(EXTRACTED DATA begins)

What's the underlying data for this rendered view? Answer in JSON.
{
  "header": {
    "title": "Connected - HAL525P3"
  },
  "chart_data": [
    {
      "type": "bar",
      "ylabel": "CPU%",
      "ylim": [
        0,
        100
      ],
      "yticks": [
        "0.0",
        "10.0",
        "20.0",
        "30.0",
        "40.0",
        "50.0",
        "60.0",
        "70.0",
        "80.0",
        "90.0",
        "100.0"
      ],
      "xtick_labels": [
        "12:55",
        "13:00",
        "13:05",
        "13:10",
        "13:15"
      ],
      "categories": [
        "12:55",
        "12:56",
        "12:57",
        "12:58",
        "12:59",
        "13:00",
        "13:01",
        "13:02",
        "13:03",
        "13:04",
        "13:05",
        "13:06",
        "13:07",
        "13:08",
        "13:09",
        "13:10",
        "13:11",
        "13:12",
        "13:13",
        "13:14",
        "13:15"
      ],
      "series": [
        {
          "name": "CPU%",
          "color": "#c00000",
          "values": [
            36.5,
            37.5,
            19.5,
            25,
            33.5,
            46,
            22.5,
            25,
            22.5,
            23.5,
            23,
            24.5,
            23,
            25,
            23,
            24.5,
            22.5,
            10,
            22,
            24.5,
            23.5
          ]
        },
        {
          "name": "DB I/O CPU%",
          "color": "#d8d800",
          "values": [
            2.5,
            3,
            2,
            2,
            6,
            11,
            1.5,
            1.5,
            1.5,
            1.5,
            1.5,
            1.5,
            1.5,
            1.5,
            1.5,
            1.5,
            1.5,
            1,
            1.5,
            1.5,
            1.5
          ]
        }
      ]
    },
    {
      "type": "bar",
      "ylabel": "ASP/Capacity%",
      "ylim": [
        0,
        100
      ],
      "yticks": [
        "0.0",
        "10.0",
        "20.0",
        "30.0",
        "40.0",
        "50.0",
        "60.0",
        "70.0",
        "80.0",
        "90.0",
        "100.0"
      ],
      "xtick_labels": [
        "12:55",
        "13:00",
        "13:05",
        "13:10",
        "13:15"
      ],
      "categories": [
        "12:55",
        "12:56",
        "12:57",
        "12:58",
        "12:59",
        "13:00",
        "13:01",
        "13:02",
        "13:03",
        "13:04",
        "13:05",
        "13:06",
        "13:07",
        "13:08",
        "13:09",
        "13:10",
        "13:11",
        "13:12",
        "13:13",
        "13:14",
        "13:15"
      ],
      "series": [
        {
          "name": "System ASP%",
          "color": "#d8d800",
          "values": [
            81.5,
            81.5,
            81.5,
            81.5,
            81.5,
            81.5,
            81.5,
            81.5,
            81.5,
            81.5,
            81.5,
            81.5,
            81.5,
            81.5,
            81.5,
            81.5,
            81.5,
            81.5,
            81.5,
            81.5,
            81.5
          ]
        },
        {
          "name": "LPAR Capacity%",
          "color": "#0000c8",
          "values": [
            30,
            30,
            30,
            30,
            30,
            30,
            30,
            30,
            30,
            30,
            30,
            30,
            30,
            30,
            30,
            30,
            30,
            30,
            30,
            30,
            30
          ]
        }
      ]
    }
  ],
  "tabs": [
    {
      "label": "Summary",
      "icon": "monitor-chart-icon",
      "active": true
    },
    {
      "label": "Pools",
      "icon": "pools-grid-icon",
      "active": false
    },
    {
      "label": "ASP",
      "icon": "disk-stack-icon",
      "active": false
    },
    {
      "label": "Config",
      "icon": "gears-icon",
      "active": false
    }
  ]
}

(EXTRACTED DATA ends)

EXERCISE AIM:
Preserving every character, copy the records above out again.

RESULT:
What's the underlying data for this rendered view? Answer in JSON.
{
  "header": {
    "title": "Connected - HAL525P3"
  },
  "chart_data": [
    {
      "type": "bar",
      "ylabel": "CPU%",
      "ylim": [
        0,
        100
      ],
      "yticks": [
        "0.0",
        "10.0",
        "20.0",
        "30.0",
        "40.0",
        "50.0",
        "60.0",
        "70.0",
        "80.0",
        "90.0",
        "100.0"
      ],
      "xtick_labels": [
        "12:55",
        "13:00",
        "13:05",
        "13:10",
        "13:15"
      ],
      "categories": [
        "12:55",
        "12:56",
        "12:57",
        "12:58",
        "12:59",
        "13:00",
        "13:01",
        "13:02",
        "13:03",
        "13:04",
        "13:05",
        "13:06",
        "13:07",
        "13:08",
        "13:09",
        "13:10",
        "13:11",
        "13:12",
        "13:13",
        "13:14",
        "13:15"
      ],
      "series": [
        {
          "name": "CPU%",
          "color": "#c00000",
          "values": [
            36.5,
            37.5,
            19.5,
            25,
            33.5,
            46,
            22.5,
            25,
            22.5,
            23.5,
            23,
            24.5,
            23,
            25,
            23,
            24.5,
            22.5,
            10,
            22,
            24.5,
            23.5
          ]
        },
        {
          "name": "DB I/O CPU%",
          "color": "#d8d800",
          "values": [
            2.5,
            3,
            2,
            2,
            6,
            11,
            1.5,
            1.5,
            1.5,
            1.5,
            1.5,
            1.5,
            1.5,
            1.5,
            1.5,
            1.5,
            1.5,
            1,
            1.5,
            1.5,
            1.5
          ]
        }
      ]
    },
    {
      "type": "bar",
      "ylabel": "ASP/Capacity%",
      "ylim": [
        0,
        100
      ],
      "yticks": [
        "0.0",
        "10.0",
        "20.0",
        "30.0",
        "40.0",
        "50.0",
        "60.0",
        "70.0",
        "80.0",
        "90.0",
        "100.0"
      ],
      "xtick_labels": [
        "12:55",
        "13:00",
        "13:05",
        "13:10",
        "13:15"
      ],
      "categories": [
        "12:55",
        "12:56",
        "12:57",
        "12:58",
        "12:59",
        "13:00",
        "13:01",
        "13:02",
        "13:03",
        "13:04",
        "13:05",
        "13:06",
        "13:07",
        "13:08",
        "13:09",
        "13:10",
        "13:11",
        "13:12",
        "13:13",
        "13:14",
        "13:15"
      ],
      "series": [
        {
          "name": "System ASP%",
          "color": "#d8d800",
          "values": [
            81.5,
            81.5,
            81.5,
            81.5,
            81.5,
            81.5,
            81.5,
            81.5,
            81.5,
            81.5,
            81.5,
            81.5,
            81.5,
            81.5,
            81.5,
            81.5,
            81.5,
            81.5,
            81.5,
            81.5,
            81.5
          ]
        },
        {
          "name": "LPAR Capacity%",
          "color": "#0000c8",
          "values": [
            30,
            30,
            30,
            30,
            30,
            30,
            30,
            30,
            30,
            30,
            30,
            30,
            30,
            30,
            30,
            30,
            30,
            30,
            30,
            30,
            30
          ]
        }
      ]
    }
  ],
  "tabs": [
    {
      "label": "Summary",
      "icon": "monitor-chart-icon",
      "active": true
    },
    {
      "label": "Pools",
      "icon": "pools-grid-icon",
      "active": false
    },
    {
      "label": "ASP",
      "icon": "disk-stack-icon",
      "active": false
    },
    {
      "label": "Config",
      "icon": "gears-icon",
      "active": false
    }
  ]
}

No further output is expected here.